A final decision on where the FEI World Cup will be hosted is expected in June, according to Crum. If Fort Worth is selected, locals may have several hometown favorites to root for.  Christian Heineking and Erin Davis-Heineking are both riders based right outside of Fort Worth, at October Hill Farm. Christian previously competed in the 2017 World Cup Final, and both he and Erin competed in the December qualifier last year.

“We live in an equestrian town, we know how much money people can invest in their equestrian hobbies, for lack of a better term,” Crum said.

According to a city staff report, the budget for the proposed Fort Worth event forecasts $11.3 million in revenues and $8.1 million in expenses.  The report says the event must generate 72% of forecasted revenues to break even.  

The forecasted attendance for the event in Fort Worth is 60,000 and an estimated $21 million in direct spending. Attendance in previous U.S. cities was 86,000 in Las Vegas in 2007 and 52,119 in Omaha in 2017. An economic impact study  for the 2016 event in Gothenburg, Sweden, from Deloitte estimated 30,371 unique visitors, 81,000 in total event attendance and $18.5 million in direct spending.  

The report notes that the 2019 event, also held in Gothenburg, was broadcast in 130 countries and generated 887 million impressions across all media platforms.

If Fort Worth is awarded the 2026 event, it will have a lot new to show off by then. The four-story Bowie House Hotel near the intersection of Camp Bowie Boulevard and Montgomery Street and the Crescent Fort Worth, a 200-room luxury hotel at Camp Bowie Boulevard and Van Cliburn Way, will both be open by then. 

“We have something for everybody in Fort Worth,” Sands said. “It feels like home, it’s easy to navigate, the Western hospitality is on full display here. And we know how to support these events to make sure they’re set up for success. That was one of the messages we drove home to the leadership at FEI.”
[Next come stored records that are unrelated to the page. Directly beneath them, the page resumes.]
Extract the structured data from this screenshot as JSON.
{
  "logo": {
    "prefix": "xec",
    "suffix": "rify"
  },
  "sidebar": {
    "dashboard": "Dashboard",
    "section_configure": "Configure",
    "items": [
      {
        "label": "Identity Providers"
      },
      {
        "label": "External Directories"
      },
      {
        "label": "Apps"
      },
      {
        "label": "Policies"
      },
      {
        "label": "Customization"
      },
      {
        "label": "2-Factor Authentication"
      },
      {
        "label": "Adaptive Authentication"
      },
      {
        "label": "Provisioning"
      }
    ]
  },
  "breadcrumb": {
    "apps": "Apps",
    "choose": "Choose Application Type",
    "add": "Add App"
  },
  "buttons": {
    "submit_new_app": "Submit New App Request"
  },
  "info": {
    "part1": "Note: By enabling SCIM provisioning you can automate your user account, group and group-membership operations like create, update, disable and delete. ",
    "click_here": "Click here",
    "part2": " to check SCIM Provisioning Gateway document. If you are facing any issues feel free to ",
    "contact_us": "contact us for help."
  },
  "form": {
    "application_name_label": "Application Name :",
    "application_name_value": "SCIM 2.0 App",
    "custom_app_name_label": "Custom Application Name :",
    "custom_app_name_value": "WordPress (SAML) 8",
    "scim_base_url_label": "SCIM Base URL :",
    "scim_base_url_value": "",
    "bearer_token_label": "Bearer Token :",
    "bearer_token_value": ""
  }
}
Emily Wolf is a government accountability reporter for the Fort Worth Report. Contact her at or via Twitter. At the Fort Worth Report, news decisions are made independently of our board members and financial supporters. Read more about our editorial independence policy here.

Bob Francis is business editor for the Fort Worth Report. Contact him at At the Fort Worth Report, news decisions are made independently of our board members and financial supporters. Read more about our editorial independence policy here.

Creative Commons License

Republish our articles for free, online or in print, by following our guidelines.

Avatar photo

Emily WolfGovernment Accountability Reporter

Emily Wolf is a local government accountability reporter for the Fort Worth Report. Originally from Round Rock, Texas, she spent several years at the University of Missouri-Columbia majoring in investigative...

Avatar photo

Bob FrancisBusiness Editor

Robert Francis is a Fort Worth native and journalist who has extensive experience covering business and technology locally, nationally and internationally. He is also a former president of the local Society...

Leave a comment